--- Records for the task Enclosed Below ---
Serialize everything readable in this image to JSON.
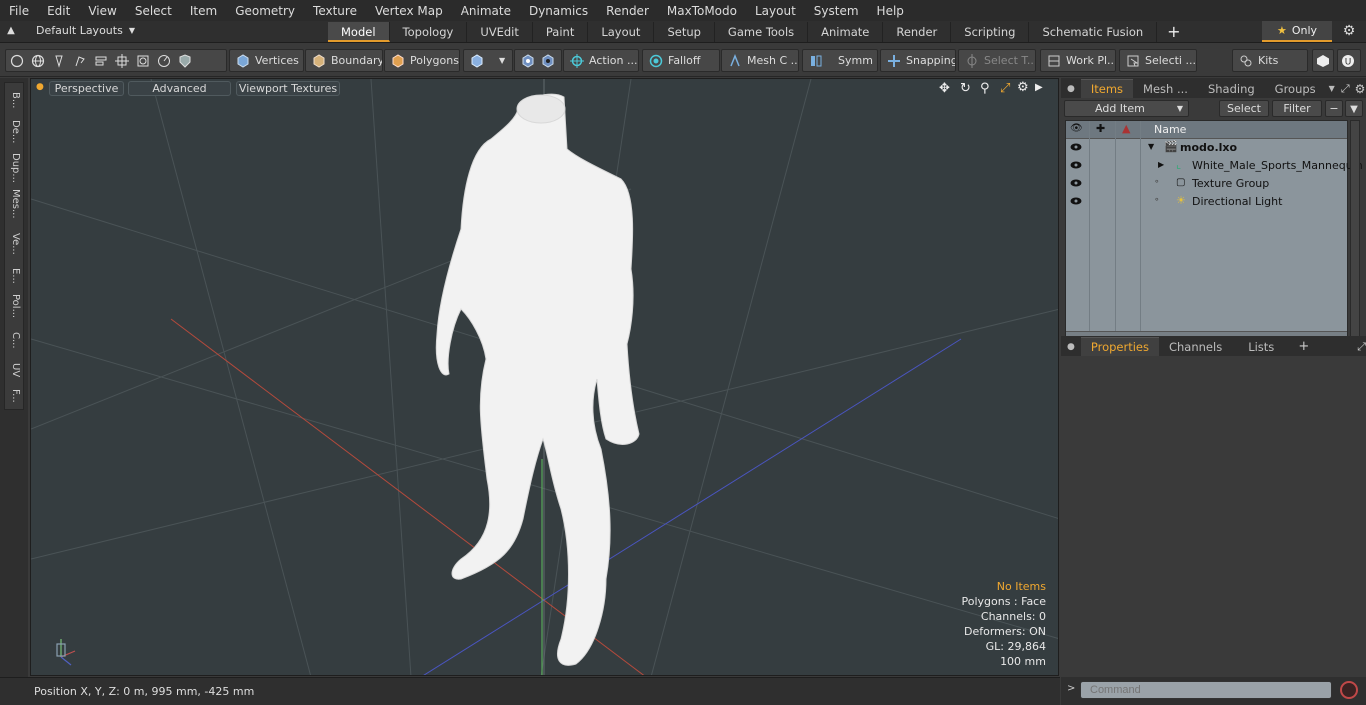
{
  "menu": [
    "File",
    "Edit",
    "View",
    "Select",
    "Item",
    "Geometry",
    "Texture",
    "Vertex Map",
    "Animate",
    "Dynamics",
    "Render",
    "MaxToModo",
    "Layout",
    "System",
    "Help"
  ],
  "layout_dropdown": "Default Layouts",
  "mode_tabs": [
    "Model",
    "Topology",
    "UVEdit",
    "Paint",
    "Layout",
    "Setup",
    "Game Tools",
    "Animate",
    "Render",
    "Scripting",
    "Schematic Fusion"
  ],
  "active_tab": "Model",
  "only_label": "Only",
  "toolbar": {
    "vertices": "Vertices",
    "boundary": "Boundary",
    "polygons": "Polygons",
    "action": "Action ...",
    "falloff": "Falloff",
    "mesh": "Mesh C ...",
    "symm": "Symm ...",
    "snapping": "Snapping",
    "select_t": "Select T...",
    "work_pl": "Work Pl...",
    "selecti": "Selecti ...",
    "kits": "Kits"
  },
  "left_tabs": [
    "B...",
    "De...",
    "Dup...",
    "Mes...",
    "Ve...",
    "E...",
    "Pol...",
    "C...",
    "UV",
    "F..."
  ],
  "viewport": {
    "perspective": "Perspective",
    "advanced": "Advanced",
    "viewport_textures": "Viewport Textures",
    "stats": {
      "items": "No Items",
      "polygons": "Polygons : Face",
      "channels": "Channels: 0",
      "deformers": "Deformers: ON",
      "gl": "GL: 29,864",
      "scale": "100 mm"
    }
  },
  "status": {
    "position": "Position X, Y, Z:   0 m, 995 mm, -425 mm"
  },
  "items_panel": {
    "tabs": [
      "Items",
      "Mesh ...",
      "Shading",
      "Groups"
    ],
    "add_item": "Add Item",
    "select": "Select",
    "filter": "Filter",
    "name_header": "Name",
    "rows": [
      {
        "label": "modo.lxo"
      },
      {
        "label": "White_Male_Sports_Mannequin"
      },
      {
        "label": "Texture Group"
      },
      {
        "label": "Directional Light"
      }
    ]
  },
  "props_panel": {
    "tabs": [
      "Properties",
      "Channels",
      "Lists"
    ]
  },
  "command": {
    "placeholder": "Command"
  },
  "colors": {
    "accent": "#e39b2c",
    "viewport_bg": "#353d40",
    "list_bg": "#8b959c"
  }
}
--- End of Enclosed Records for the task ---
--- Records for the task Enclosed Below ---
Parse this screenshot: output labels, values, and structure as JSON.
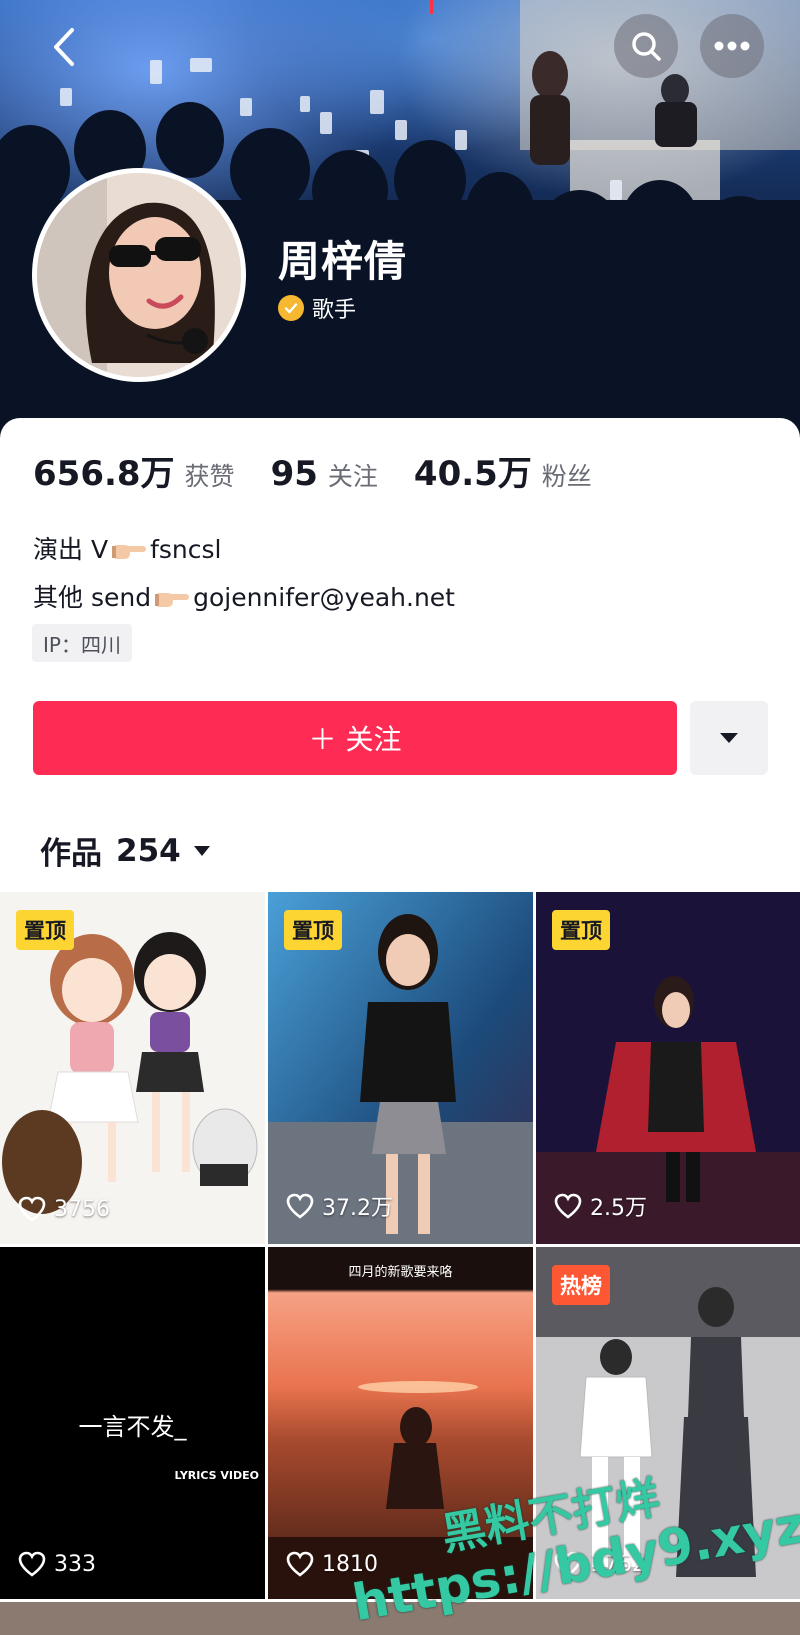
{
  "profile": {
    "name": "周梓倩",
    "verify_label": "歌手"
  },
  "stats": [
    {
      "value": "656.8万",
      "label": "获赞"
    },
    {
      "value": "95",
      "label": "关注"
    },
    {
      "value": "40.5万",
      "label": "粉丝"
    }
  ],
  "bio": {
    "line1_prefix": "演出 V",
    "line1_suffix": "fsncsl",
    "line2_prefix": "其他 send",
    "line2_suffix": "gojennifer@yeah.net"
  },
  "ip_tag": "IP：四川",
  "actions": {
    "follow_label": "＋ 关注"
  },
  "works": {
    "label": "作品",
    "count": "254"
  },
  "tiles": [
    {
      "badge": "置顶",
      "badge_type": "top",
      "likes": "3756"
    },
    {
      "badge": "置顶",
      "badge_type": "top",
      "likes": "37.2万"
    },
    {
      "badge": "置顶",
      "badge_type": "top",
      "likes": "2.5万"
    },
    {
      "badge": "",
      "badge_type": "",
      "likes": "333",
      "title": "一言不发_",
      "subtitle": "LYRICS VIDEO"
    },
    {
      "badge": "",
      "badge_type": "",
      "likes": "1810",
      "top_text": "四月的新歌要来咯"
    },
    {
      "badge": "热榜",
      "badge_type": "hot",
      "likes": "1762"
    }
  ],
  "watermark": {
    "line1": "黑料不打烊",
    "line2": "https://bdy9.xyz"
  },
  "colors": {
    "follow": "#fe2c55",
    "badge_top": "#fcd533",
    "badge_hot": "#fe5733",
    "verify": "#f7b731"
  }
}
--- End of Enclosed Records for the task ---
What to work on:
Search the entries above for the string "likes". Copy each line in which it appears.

Output of the task:
      "likes": "3756"
      "likes": "37.2万"
      "likes": "2.5万"
      "likes": "333",
      "likes": "1810",
      "likes": "1762"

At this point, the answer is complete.